### RECORDS SUPPLIED
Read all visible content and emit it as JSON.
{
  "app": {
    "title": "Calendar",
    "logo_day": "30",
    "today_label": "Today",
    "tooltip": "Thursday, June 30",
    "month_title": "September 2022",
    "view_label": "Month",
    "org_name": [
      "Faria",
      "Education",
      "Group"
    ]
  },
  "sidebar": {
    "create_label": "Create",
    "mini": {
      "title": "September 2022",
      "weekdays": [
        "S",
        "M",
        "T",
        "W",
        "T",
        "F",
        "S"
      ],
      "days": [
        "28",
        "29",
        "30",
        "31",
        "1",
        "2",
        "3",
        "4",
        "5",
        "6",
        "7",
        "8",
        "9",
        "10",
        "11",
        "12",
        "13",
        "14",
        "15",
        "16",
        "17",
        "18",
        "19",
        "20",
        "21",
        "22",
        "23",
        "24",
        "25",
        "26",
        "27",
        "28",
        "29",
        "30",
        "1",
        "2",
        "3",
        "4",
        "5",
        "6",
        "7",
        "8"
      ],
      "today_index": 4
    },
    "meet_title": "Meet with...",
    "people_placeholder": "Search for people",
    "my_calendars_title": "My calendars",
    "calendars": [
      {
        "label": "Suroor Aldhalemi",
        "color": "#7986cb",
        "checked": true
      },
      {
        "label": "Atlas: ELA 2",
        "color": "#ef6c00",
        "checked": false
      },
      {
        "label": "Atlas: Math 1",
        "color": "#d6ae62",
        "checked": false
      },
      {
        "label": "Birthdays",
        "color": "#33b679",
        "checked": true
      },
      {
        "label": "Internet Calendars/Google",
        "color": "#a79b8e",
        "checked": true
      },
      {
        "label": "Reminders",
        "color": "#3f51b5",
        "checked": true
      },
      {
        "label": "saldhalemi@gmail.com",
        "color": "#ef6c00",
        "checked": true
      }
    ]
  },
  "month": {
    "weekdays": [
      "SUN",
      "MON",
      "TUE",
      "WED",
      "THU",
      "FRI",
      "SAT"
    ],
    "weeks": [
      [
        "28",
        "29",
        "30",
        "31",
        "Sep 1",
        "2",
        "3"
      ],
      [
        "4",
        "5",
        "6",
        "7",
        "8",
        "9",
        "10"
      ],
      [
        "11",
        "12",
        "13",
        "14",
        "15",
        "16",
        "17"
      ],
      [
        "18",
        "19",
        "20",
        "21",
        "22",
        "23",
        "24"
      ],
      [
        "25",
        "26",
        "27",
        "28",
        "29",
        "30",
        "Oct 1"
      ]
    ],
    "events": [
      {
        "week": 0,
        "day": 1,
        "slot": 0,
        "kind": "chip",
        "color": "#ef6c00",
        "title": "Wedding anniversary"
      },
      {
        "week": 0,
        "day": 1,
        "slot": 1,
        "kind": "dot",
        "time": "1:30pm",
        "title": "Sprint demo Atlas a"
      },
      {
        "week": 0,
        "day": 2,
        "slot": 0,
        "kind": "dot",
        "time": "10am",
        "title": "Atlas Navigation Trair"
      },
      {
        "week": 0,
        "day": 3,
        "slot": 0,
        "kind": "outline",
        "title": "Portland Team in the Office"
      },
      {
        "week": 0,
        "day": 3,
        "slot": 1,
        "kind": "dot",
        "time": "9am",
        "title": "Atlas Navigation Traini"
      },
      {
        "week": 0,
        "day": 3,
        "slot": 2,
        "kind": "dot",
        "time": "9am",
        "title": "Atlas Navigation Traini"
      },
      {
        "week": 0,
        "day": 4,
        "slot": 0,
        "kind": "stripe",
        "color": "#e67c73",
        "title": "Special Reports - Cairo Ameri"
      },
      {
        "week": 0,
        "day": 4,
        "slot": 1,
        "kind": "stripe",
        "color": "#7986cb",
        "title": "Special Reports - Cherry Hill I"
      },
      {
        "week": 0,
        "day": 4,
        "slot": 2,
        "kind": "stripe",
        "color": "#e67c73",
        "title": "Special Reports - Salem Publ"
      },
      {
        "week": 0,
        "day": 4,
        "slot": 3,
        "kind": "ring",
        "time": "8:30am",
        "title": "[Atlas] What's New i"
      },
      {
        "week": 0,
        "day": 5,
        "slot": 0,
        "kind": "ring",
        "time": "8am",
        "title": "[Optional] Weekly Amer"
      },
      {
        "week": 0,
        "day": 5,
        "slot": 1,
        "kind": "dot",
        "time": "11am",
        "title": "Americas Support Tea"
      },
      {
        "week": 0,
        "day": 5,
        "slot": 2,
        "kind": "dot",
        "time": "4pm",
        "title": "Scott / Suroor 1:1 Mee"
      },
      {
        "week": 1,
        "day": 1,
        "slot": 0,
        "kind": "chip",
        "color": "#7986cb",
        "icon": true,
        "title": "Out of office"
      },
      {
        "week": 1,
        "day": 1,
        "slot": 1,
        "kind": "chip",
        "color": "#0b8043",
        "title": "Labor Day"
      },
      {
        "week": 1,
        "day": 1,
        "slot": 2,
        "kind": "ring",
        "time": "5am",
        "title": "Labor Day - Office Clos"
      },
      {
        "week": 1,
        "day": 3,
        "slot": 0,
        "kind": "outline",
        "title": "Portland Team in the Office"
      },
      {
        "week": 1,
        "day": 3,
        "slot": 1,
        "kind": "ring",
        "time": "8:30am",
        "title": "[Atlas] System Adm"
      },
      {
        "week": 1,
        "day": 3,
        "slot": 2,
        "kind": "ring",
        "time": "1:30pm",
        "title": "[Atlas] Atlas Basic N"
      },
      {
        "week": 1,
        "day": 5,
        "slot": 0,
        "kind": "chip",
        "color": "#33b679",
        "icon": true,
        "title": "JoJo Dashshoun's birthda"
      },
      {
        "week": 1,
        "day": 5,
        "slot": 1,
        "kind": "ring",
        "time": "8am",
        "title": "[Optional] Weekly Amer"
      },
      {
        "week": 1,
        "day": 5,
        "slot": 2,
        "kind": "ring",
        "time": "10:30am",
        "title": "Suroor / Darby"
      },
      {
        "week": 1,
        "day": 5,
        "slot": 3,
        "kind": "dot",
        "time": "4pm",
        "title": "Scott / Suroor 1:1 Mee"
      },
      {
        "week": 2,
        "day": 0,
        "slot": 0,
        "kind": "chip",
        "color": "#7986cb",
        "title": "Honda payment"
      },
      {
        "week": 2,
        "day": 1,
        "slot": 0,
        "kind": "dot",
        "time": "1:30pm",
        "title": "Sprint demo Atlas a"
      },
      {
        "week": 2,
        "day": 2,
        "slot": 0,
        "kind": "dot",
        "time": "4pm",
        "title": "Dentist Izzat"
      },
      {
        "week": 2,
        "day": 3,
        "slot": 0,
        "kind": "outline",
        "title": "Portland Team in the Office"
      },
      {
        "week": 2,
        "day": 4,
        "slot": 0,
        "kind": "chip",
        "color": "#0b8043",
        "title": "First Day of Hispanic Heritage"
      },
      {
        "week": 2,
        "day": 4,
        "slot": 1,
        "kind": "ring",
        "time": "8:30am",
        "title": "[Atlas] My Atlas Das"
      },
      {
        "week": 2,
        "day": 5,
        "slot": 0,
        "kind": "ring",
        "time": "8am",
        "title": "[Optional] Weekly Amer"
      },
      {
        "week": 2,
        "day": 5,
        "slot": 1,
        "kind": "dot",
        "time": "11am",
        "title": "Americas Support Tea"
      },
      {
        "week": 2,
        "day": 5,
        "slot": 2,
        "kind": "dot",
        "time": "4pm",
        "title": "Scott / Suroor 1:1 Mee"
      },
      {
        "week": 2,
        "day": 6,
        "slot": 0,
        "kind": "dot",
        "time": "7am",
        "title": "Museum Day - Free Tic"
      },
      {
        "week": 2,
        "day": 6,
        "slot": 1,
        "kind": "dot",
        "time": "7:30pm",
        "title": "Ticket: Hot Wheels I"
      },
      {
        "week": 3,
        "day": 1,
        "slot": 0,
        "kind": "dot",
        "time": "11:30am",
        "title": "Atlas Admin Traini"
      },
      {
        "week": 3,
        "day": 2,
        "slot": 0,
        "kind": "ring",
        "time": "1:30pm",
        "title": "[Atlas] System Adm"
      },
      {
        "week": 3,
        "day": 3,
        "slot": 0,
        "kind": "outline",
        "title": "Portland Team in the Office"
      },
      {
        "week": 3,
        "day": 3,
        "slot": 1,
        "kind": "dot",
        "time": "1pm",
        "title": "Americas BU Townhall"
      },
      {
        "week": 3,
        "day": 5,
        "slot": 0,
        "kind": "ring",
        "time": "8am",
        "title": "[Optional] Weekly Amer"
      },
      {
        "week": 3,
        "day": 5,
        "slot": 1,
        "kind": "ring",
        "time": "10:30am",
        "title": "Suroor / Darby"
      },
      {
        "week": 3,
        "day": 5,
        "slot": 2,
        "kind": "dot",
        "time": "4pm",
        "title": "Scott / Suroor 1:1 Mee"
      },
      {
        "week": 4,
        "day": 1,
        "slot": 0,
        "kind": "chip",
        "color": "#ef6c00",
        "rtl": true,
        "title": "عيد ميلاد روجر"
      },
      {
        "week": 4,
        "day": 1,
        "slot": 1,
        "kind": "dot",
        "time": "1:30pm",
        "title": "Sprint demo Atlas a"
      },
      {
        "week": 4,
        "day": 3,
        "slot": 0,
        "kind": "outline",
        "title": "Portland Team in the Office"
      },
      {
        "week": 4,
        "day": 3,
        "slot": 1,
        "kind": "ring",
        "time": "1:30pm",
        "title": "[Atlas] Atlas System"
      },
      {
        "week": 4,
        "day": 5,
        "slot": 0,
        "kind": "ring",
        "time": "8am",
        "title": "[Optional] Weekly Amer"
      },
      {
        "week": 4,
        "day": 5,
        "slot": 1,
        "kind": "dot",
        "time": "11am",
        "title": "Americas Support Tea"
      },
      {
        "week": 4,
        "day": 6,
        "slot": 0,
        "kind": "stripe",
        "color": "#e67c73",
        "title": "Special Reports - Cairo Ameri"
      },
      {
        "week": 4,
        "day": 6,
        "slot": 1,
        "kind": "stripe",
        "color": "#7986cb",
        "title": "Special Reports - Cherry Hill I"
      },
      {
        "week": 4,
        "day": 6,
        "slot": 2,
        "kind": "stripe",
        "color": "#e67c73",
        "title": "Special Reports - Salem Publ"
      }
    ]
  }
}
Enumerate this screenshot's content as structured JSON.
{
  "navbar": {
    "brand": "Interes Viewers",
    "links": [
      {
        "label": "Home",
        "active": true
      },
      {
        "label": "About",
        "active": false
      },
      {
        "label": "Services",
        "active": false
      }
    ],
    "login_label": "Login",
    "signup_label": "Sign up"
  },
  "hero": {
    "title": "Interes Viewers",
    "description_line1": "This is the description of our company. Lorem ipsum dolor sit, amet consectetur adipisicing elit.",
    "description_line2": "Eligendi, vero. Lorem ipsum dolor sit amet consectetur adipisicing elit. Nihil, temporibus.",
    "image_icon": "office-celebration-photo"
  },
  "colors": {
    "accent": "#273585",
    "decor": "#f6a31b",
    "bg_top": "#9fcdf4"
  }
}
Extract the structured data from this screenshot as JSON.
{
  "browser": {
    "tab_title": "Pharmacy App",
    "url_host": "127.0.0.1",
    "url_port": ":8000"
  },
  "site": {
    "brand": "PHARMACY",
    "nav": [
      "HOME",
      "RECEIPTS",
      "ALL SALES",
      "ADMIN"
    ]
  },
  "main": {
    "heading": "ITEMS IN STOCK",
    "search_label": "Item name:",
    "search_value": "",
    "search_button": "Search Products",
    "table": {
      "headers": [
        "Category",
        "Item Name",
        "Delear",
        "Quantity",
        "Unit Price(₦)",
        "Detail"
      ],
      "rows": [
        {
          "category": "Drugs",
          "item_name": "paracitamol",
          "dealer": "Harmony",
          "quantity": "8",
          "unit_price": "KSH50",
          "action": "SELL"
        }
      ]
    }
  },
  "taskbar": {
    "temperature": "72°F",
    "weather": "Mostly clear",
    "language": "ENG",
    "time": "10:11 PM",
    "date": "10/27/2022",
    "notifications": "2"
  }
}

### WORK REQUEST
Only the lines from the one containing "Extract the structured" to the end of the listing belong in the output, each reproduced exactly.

### RESPONSE
Extract the structured data from this screenshot as JSON.
{
  "browser": {
    "tab_title": "Pharmacy App",
    "url_host": "127.0.0.1",
    "url_port": ":8000"
  },
  "site": {
    "brand": "PHARMACY",
    "nav": [
      "HOME",
      "RECEIPTS",
      "ALL SALES",
      "ADMIN"
    ]
  },
  "main": {
    "heading": "ITEMS IN STOCK",
    "search_label": "Item name:",
    "search_value": "",
    "search_button": "Search Products",
    "table": {
      "headers": [
        "Category",
        "Item Name",
        "Delear",
        "Quantity",
        "Unit Price(₦)",
        "Detail"
      ],
      "rows": [
        {
          "category": "Drugs",
          "item_name": "paracitamol",
          "dealer": "Harmony",
          "quantity": "8",
          "unit_price": "KSH50",
          "action": "SELL"
        }
      ]
    }
  },
  "taskbar": {
    "temperature": "72°F",
    "weather": "Mostly clear",
    "language": "ENG",
    "time": "10:11 PM",
    "date": "10/27/2022",
    "notifications": "2"
  }
}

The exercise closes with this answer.